The ride back to the hostel was a little crazier than on the way there, we’d left the beach at gone 4pm, so it was a busier time, meaning the roads were crazy… By the time we got back to the hostel it was almost 5 and that was the time the hostel street food tour started! We were gutted we would be missing it, but we really needed showers before we headed back out for the night!
The girl who was “over beaches” was still on her bed watching Netflix… now, I try not to judge people for their different travel habits, but she’d been in Hoi An for 2 days now, and hadn’t appeared to have even left our room… but, each to their own!! We sorted ourselves out, had a bit of a chill and then decided to head out on our very own street food tour on our last night in Hoi An! We wandered around the horribly busy streets; we walked along the river, over the bridge, marvelled at the lights, the floating flower candles, the statues, the stalls and just tried to take everything in as best we could… This list of the food we tried on the streets of Hoi An is accompanied by a drawing of a happy fat pigs face in my journal… so here’s what we had…
- “Coconut” donut (very little coconut thankfully)
- “Black” bean puff (red bean?)
- A banana, chocolate and condensed cream pancake (like the ones you can get in Thailand… heaven)
- A Bánh mì (no coriander – thanks Alice.)
- Banana and chocolate rolled ice-cream (made by some pretty cool guys)
Apart from the bean thing, they were all pretty amazing, and it’s safe to say we were stuffed and had to roll ourselves back towards the hostel after another walk around.
I was starting to get the Asian crowd stress, which is when I realised I hadn’t left Asia in over 11 months… that’s a long time! At least during my first year in China I spent the Christmas holiday in New Zealand to break it up a little! I realised I was starting to get really excited (and nervous) about heading home in a few weeks!

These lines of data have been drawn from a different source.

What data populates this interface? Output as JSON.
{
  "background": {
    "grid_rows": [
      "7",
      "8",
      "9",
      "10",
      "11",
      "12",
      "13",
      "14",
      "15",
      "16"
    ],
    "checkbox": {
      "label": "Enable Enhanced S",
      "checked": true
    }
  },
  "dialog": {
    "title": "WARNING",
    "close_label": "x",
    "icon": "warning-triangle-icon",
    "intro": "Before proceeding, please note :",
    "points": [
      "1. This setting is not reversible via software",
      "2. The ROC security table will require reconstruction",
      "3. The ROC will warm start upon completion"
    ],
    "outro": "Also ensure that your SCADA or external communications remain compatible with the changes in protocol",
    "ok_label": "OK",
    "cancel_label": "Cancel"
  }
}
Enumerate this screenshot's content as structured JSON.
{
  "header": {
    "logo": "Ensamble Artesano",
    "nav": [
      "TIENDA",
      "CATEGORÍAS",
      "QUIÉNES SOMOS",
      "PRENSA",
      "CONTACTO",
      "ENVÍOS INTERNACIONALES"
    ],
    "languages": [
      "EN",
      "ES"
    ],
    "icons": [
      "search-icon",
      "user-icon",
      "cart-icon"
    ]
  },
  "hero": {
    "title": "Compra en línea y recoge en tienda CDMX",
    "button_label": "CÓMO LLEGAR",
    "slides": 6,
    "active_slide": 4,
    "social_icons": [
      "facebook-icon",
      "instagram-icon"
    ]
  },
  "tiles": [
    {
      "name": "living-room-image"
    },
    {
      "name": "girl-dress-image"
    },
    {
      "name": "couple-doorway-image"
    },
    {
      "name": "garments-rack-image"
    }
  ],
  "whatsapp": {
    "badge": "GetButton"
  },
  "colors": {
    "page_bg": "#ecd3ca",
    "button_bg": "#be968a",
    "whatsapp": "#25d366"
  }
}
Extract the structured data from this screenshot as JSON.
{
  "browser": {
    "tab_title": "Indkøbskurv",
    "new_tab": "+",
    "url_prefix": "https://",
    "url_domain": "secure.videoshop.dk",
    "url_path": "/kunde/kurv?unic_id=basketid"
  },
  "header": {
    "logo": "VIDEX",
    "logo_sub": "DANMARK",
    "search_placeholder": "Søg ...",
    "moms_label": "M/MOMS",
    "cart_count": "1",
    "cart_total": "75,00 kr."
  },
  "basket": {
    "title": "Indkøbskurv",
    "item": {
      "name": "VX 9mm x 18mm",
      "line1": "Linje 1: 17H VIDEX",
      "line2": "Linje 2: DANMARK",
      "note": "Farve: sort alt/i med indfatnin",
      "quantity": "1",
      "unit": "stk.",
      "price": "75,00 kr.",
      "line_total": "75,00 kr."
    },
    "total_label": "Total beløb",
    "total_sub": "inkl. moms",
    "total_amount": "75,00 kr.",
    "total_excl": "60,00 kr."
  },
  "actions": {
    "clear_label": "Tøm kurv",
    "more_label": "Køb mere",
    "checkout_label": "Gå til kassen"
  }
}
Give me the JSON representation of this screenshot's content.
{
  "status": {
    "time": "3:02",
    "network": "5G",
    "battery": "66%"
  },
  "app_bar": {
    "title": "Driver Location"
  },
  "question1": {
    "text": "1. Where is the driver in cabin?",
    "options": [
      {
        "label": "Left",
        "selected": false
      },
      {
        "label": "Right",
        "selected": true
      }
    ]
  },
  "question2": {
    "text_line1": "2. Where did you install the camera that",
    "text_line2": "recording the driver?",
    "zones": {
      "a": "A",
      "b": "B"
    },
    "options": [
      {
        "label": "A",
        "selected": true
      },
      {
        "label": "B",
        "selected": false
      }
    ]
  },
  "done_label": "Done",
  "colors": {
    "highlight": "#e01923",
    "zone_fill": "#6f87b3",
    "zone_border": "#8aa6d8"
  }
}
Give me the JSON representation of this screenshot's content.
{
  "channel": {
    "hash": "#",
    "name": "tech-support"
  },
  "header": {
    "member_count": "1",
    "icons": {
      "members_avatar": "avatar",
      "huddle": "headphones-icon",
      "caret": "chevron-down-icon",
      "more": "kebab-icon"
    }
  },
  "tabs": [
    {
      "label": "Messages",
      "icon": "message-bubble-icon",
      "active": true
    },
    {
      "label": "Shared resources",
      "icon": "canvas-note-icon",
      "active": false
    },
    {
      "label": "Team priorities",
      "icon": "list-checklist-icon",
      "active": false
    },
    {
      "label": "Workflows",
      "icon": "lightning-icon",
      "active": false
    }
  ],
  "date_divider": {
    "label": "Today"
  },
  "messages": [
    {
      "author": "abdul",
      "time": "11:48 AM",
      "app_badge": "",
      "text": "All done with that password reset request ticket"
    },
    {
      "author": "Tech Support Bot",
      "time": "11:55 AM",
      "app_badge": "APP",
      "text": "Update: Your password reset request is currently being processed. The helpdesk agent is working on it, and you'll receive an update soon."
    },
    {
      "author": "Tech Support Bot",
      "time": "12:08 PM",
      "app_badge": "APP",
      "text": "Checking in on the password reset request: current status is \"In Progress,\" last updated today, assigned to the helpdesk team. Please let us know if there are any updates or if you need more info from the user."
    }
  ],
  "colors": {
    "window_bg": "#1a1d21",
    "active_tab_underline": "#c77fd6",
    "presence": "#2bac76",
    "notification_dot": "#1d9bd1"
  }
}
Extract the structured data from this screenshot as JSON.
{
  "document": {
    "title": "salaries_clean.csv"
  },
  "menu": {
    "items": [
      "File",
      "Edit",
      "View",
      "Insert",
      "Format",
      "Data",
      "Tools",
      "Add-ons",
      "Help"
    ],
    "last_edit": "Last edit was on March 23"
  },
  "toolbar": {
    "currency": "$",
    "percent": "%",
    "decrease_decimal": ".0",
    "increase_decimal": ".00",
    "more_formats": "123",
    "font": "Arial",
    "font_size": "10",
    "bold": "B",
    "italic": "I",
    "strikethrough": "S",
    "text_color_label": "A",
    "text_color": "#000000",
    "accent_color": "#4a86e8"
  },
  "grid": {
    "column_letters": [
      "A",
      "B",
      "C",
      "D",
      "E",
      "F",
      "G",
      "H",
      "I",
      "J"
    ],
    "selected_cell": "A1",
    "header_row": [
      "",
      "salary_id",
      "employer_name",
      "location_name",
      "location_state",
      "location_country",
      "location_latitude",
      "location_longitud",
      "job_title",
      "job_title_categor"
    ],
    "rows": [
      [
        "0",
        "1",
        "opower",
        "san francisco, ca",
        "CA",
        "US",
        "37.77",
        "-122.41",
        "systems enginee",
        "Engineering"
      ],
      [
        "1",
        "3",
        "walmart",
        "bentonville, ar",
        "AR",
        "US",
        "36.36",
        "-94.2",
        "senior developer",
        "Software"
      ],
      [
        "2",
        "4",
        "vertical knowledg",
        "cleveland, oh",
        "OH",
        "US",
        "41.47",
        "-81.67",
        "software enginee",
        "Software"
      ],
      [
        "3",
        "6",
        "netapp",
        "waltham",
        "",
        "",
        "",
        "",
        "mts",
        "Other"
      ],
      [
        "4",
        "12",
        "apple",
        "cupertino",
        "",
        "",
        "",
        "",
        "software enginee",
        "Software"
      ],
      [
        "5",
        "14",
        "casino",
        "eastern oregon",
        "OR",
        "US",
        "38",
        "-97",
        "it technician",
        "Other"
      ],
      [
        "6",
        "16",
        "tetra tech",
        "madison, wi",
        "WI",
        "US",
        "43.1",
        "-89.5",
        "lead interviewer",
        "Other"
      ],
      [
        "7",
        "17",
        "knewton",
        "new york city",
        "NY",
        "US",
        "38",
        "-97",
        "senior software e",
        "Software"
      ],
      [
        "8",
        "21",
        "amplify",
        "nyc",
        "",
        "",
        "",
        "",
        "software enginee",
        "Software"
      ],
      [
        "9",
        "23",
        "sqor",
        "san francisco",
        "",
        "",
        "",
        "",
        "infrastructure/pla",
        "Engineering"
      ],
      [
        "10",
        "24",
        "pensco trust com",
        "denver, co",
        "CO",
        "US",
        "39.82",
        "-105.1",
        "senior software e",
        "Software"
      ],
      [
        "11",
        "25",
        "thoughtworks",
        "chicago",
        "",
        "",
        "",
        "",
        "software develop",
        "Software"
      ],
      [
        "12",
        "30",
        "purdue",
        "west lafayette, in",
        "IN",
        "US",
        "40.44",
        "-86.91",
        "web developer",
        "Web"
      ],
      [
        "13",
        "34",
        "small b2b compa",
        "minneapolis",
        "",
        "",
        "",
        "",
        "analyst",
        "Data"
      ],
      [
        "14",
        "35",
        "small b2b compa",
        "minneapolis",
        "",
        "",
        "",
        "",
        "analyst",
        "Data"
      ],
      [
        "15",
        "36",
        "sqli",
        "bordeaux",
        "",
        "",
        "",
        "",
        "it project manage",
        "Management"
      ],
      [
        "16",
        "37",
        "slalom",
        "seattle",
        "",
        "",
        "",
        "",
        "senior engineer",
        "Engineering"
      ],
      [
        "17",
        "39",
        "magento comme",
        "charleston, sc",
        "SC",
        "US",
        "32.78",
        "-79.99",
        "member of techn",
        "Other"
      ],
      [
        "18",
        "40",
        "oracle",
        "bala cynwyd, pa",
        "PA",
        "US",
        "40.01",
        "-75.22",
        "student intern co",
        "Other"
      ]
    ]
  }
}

Hoi An was definitely one of our favourite places I think. It was just such a pretty little unique town that was easy to get around (on foot or by bicycle). We were going to be sad to leave it behind, but we were really looking forward to the next stage of our travel… something we’d both been eager to do, but also a little apprehensive… we knew our families were going to go ape when they found out… but, being in your 20’s is all about taking risks, living the life you want and making your family worry right?!